“In Article II of the new Constitution, the framers offered the world something entirely new: a chief executive whose power came from the people rather than heredity or force. The Constitution, however, provides little hint that the president would become as powerful as he has in modern times. The framers obviously assumed that the legislative branch would be much more influential. Madison wrote that it would ‘rarely if ever happen that the executive constituted as ours is proposed to be would have firmness enough to resist the legislature.’”
Over the nation’s long history, with only short interruptions, power has flowed increasingly to the Executive Branch.

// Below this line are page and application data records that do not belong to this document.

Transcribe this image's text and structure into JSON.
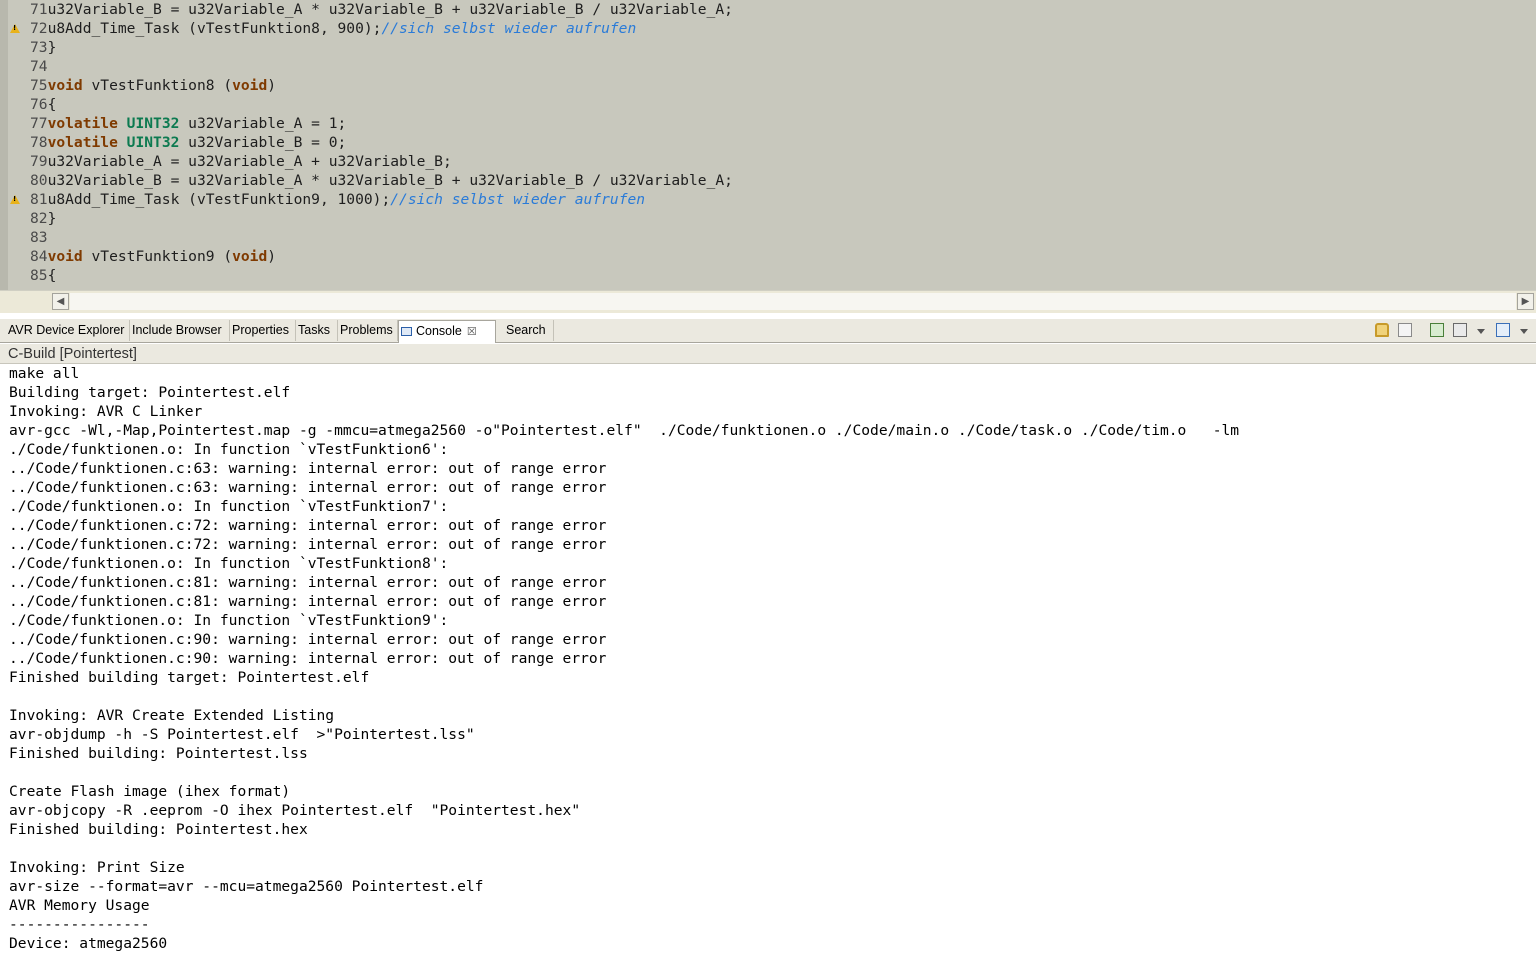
{
  "editor": {
    "lines": [
      {
        "num": "71",
        "warn": false,
        "tokens": [
          {
            "t": "txt",
            "v": "u32Variable_B = u32Variable_A * u32Variable_B + u32Variable_B / u32Variable_A;"
          }
        ]
      },
      {
        "num": "72",
        "warn": true,
        "tokens": [
          {
            "t": "txt",
            "v": "u8Add_Time_Task (vTestFunktion8, 900);"
          },
          {
            "t": "cm",
            "v": "//sich selbst wieder aufrufen"
          }
        ]
      },
      {
        "num": "73",
        "warn": false,
        "tokens": [
          {
            "t": "txt",
            "v": "}"
          }
        ]
      },
      {
        "num": "74",
        "warn": false,
        "tokens": []
      },
      {
        "num": "75",
        "warn": false,
        "tokens": [
          {
            "t": "kw",
            "v": "void"
          },
          {
            "t": "txt",
            "v": " vTestFunktion8 ("
          },
          {
            "t": "kw",
            "v": "void"
          },
          {
            "t": "txt",
            "v": ")"
          }
        ]
      },
      {
        "num": "76",
        "warn": false,
        "tokens": [
          {
            "t": "txt",
            "v": "{"
          }
        ]
      },
      {
        "num": "77",
        "warn": false,
        "tokens": [
          {
            "t": "kw",
            "v": "volatile"
          },
          {
            "t": "txt",
            "v": " "
          },
          {
            "t": "ty",
            "v": "UINT32"
          },
          {
            "t": "txt",
            "v": " u32Variable_A = 1;"
          }
        ]
      },
      {
        "num": "78",
        "warn": false,
        "tokens": [
          {
            "t": "kw",
            "v": "volatile"
          },
          {
            "t": "txt",
            "v": " "
          },
          {
            "t": "ty",
            "v": "UINT32"
          },
          {
            "t": "txt",
            "v": " u32Variable_B = 0;"
          }
        ]
      },
      {
        "num": "79",
        "warn": false,
        "tokens": [
          {
            "t": "txt",
            "v": "u32Variable_A = u32Variable_A + u32Variable_B;"
          }
        ]
      },
      {
        "num": "80",
        "warn": false,
        "tokens": [
          {
            "t": "txt",
            "v": "u32Variable_B = u32Variable_A * u32Variable_B + u32Variable_B / u32Variable_A;"
          }
        ]
      },
      {
        "num": "81",
        "warn": true,
        "tokens": [
          {
            "t": "txt",
            "v": "u8Add_Time_Task (vTestFunktion9, 1000);"
          },
          {
            "t": "cm",
            "v": "//sich selbst wieder aufrufen"
          }
        ]
      },
      {
        "num": "82",
        "warn": false,
        "tokens": [
          {
            "t": "txt",
            "v": "}"
          }
        ]
      },
      {
        "num": "83",
        "warn": false,
        "tokens": []
      },
      {
        "num": "84",
        "warn": false,
        "tokens": [
          {
            "t": "kw",
            "v": "void"
          },
          {
            "t": "txt",
            "v": " vTestFunktion9 ("
          },
          {
            "t": "kw",
            "v": "void"
          },
          {
            "t": "txt",
            "v": ")"
          }
        ]
      },
      {
        "num": "85",
        "warn": false,
        "tokens": [
          {
            "t": "txt",
            "v": "{"
          }
        ]
      }
    ],
    "colors": {
      "background": "#c8c8bd",
      "keyword": "#7f3a00",
      "type": "#0c7a50",
      "comment": "#2a7bd8"
    }
  },
  "scrollbar": {
    "left_arrow": "◀",
    "right_arrow": "▶"
  },
  "tabs": [
    {
      "label": "AVR Device Explorer",
      "active": false
    },
    {
      "label": "Include Browser",
      "active": false
    },
    {
      "label": "Properties",
      "active": false
    },
    {
      "label": "Tasks",
      "active": false
    },
    {
      "label": "Problems",
      "active": false
    },
    {
      "label": "Console",
      "active": true,
      "close": "☒"
    },
    {
      "label": "Search",
      "active": false
    }
  ],
  "toolbar_icons": [
    "lock-icon",
    "clear-console-icon",
    "pin-console-icon",
    "display-console-icon",
    "open-console-icon"
  ],
  "console": {
    "title": "C-Build [Pointertest]",
    "lines": [
      "make all",
      "Building target: Pointertest.elf",
      "Invoking: AVR C Linker",
      "avr-gcc -Wl,-Map,Pointertest.map -g -mmcu=atmega2560 -o\"Pointertest.elf\"  ./Code/funktionen.o ./Code/main.o ./Code/task.o ./Code/tim.o   -lm",
      "./Code/funktionen.o: In function `vTestFunktion6':",
      "../Code/funktionen.c:63: warning: internal error: out of range error",
      "../Code/funktionen.c:63: warning: internal error: out of range error",
      "./Code/funktionen.o: In function `vTestFunktion7':",
      "../Code/funktionen.c:72: warning: internal error: out of range error",
      "../Code/funktionen.c:72: warning: internal error: out of range error",
      "./Code/funktionen.o: In function `vTestFunktion8':",
      "../Code/funktionen.c:81: warning: internal error: out of range error",
      "../Code/funktionen.c:81: warning: internal error: out of range error",
      "./Code/funktionen.o: In function `vTestFunktion9':",
      "../Code/funktionen.c:90: warning: internal error: out of range error",
      "../Code/funktionen.c:90: warning: internal error: out of range error",
      "Finished building target: Pointertest.elf",
      "",
      "Invoking: AVR Create Extended Listing",
      "avr-objdump -h -S Pointertest.elf  >\"Pointertest.lss\"",
      "Finished building: Pointertest.lss",
      "",
      "Create Flash image (ihex format)",
      "avr-objcopy -R .eeprom -O ihex Pointertest.elf  \"Pointertest.hex\"",
      "Finished building: Pointertest.hex",
      "",
      "Invoking: Print Size",
      "avr-size --format=avr --mcu=atmega2560 Pointertest.elf",
      "AVR Memory Usage",
      "----------------",
      "Device: atmega2560"
    ]
  }
}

The reasons for this are numerous, but include the successful exercise of power by ambitious presidents from Lincoln to the two Roosevelts, the growth of the administrative state in the 20th century, and the realization that Congress is ill-suited compared to the President to make timely responses to national security threats.
Each early president set new precedents for the office. The U.S. Presidency continued to evolve by the force of personalities and principles of the men who served – by the parade of ‘The good, the bad and the indifferent.’ Which is why it deserves further examination.
I admit to cherry-picking historical facts that spoke to the morality of past presidents. By doing so I overlooked their contradictions — good men exercising bad judgment, bad men doing good and complicated men doing both good and bad. Some of the presidents I’ll examine next in this series:
FOOTNOTES ON PRESIDENTIAL FACTS:
- If you did the math in my opening paragraph, you noticed that 229 years (since our first president) doesn’t take us back to 1776, the date we mark as the birth of our country. That’s because during the thirteen years from the Declaration of Independence through the Revolutionary War and the drafting of the Constitution the United States did not have a president. If Hamilton had had his way, we never would have. He campaigned for a ‘monarch-like’ leader. After arguing out all the Articles of the Constitution and the Bill of Rights, the first Electoral College voted unanimously for General George Washington. He was sworn in as our first president on April 30, 1789.
- The continual reference to which number each president is – in history and in modern journalism – creates ongoing confusion about how many U.S. Presidents there have been. Listing Kennedy as our 35th . . . Obama as our 44th, and Trump as our 45th, leads us to believe that forty-five men have been POTUS. Not true. Grover Cleveland, the only one to serve two terms non-consecutively, is counted as both the 22nd and the 24th president. Some historians argue that William Henry Harrison, the 9th, shouldn’t be counted at all since he died thirty-one days into office. So, since we’re obliged to count Trump, forty-four (or 43 if you discount W.H.H.) men – and zero women – have lead our nation.
>> MORE TO COME IN THIS SERIES <<
Is the U.S. Presidency Foolproof?